Playing Monopoly as a family is also a great conversation starter! While it requires some strategy, winning a round of Monopoly can still largely boil down to luck. But parents can still use the game to explain real-world concepts like mortgages, starting a business or owning property.

The power of pocket money

An allowance opens the door for kids to start saving and for you to teach them how to spend responsibly, even if it’s as little as 50p for five and six-year-olds or as much as £5 a week for ten-year-olds who can do chores in exchange for it. 

“My nine-year-old daughter gets £2.50 a week pocket money and we use the GoHenry app with her.
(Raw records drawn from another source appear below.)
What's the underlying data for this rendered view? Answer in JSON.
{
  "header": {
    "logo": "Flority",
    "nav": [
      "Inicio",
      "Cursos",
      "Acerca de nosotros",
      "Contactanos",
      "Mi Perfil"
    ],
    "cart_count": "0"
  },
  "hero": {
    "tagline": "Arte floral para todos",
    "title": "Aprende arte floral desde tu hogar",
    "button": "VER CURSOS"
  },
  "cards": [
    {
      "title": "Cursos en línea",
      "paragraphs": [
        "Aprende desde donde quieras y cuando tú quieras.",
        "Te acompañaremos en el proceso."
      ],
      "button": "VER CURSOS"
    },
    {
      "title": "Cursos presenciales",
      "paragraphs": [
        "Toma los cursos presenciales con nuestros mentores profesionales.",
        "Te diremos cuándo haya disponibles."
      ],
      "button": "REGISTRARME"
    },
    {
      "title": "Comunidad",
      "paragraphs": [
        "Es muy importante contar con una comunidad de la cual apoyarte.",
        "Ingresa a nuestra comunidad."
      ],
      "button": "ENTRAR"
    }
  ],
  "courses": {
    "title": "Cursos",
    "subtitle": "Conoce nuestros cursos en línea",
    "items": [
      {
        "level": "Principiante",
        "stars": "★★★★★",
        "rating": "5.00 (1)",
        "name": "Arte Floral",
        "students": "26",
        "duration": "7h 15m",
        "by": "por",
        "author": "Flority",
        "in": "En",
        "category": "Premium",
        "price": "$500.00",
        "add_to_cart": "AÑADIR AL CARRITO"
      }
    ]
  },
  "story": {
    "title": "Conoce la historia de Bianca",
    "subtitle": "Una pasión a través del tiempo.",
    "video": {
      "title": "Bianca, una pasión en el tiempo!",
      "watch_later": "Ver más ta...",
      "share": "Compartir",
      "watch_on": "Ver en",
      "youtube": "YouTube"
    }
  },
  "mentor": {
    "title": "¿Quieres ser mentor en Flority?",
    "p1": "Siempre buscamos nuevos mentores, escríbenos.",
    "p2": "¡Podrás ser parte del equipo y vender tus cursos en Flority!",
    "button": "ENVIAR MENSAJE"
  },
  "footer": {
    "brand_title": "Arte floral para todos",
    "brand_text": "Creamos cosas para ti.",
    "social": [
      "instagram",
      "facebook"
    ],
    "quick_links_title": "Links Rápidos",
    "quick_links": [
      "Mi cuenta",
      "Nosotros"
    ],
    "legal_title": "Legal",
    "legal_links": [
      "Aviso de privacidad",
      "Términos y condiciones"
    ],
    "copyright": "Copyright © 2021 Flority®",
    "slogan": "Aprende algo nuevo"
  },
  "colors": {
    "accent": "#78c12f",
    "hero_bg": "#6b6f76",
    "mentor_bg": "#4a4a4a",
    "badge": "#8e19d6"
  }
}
It means she has a debit card, but we can restrict her spending and it lets her set up savings goals, which has helped to get her interested,” says Nici Spaccatrosi, managing director of Saga Money.

Cookie The Cat money boxProduct shown: Cookie The Cat money box, £8.95

When teaching them about saving, it’s important to walk them through how to save and where to put away their pocket money. With younger kids, start with a money box or a piggy bank. For the older ones, take them to the bank to open up their own savings account or if you’d prefer the cashless route, choose a kid-friendly allowance app.

“Being smart with your money is as much about spending wisely as it is about saving – I don’t want to create a compulsive saver or someone who hoards cash or is afraid of spending it – it’s about getting the balance right,” according to Maike Currie, investment director at Fidelity Personal Investing.

Love Birds magnetic shopping listProduct shown: Love Birds magnetic shopping list, £3.95

Involve the older kids during the weekly shop or when browsing online for everyday items to teach them about comparison shopping. Let them help with picking out items based on price and quality. This is a good time to talk about some saving opportunities, like buying in bulk or perhaps why you’re choosing a no-name brand for a particular item.  

Budget, budget, budget!

For nine-year-olds and older, help them set a budget that they can stick to. Whether it’s written on paper or logged digitally, it’s important that you guide them instead of dictating what their budget should look like. This encourages responsibility and empowers them about their own spending and saving. 

The Basics of Geometry A6 notebookProduct shown: The Basics of Geometry A6 notebook, £1.95

Elena Macia, co-founder of Stride says: “If your child wants a ‘big ticket’ item, encourage them to plan how they will achieve it – maybe they can ask for birthday money rather than gifts, earn cash by doing chores or save their pocket money – get them to do some sums to work out how much they need and how long it will take to save it.”

For teens, it’s also helpful to be transparent about the household budget. This is a way to open up the conversation to talk about the costs to run a household, good vs. bad debt, and delayed gratification. 

Have you tried any of these tips or do you have other tried and true methods for teaching kids about money? Share them with us @RexLondonUK!